PROBLEM TO WORK ON: Return every line below exactly.

Dataset rows for apps and sites
────────────────────────────────────────
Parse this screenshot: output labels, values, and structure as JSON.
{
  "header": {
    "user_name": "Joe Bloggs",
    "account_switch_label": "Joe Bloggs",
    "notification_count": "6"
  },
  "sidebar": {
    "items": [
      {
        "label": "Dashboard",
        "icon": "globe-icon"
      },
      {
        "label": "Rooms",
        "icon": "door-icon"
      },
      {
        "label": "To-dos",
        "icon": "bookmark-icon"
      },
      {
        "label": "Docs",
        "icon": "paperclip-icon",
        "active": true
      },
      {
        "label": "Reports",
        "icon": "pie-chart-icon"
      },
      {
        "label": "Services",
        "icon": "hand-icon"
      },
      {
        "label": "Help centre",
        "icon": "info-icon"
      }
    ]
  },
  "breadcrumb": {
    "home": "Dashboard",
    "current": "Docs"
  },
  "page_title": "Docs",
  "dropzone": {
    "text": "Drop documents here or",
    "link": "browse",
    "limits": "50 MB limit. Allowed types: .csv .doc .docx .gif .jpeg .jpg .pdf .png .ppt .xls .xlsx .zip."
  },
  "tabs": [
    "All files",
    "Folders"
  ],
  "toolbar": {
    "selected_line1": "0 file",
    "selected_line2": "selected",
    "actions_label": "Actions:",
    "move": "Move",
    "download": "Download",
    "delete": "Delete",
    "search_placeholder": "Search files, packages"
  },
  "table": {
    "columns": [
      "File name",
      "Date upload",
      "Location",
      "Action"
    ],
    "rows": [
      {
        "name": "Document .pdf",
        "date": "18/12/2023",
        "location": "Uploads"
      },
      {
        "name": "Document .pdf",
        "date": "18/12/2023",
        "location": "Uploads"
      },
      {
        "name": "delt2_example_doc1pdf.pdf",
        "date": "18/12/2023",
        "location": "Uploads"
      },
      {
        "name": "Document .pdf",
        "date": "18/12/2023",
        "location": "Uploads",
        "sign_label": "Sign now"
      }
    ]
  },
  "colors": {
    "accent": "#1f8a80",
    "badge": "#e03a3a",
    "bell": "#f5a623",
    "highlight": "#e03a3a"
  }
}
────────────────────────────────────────
WRITTEN RESPONSE:
Parse this screenshot: output labels, values, and structure as JSON.
{
  "header": {
    "user_name": "Joe Bloggs",
    "account_switch_label": "Joe Bloggs",
    "notification_count": "6"
  },
  "sidebar": {
    "items": [
      {
        "label": "Dashboard",
        "icon": "globe-icon"
      },
      {
        "label": "Rooms",
        "icon": "door-icon"
      },
      {
        "label": "To-dos",
        "icon": "bookmark-icon"
      },
      {
        "label": "Docs",
        "icon": "paperclip-icon",
        "active": true
      },
      {
        "label": "Reports",
        "icon": "pie-chart-icon"
      },
      {
        "label": "Services",
        "icon": "hand-icon"
      },
      {
        "label": "Help centre",
        "icon": "info-icon"
      }
    ]
  },
  "breadcrumb": {
    "home": "Dashboard",
    "current": "Docs"
  },
  "page_title": "Docs",
  "dropzone": {
    "text": "Drop documents here or",
    "link": "browse",
    "limits": "50 MB limit. Allowed types: .csv .doc .docx .gif .jpeg .jpg .pdf .png .ppt .xls .xlsx .zip."
  },
  "tabs": [
    "All files",
    "Folders"
  ],
  "toolbar": {
    "selected_line1": "0 file",
    "selected_line2": "selected",
    "actions_label": "Actions:",
    "move": "Move",
    "download": "Download",
    "delete": "Delete",
    "search_placeholder": "Search files, packages"
  },
  "table": {
    "columns": [
      "File name",
      "Date upload",
      "Location",
      "Action"
    ],
    "rows": [
      {
        "name": "Document .pdf",
        "date": "18/12/2023",
        "location": "Uploads"
      },
      {
        "name": "Document .pdf",
        "date": "18/12/2023",
        "location": "Uploads"
      },
      {
        "name": "delt2_example_doc1pdf.pdf",
        "date": "18/12/2023",
        "location": "Uploads"
      },
      {
        "name": "Document .pdf",
        "date": "18/12/2023",
        "location": "Uploads",
        "sign_label": "Sign now"
      }
    ]
  },
  "colors": {
    "accent": "#1f8a80",
    "badge": "#e03a3a",
    "bell": "#f5a623",
    "highlight": "#e03a3a"
  }
}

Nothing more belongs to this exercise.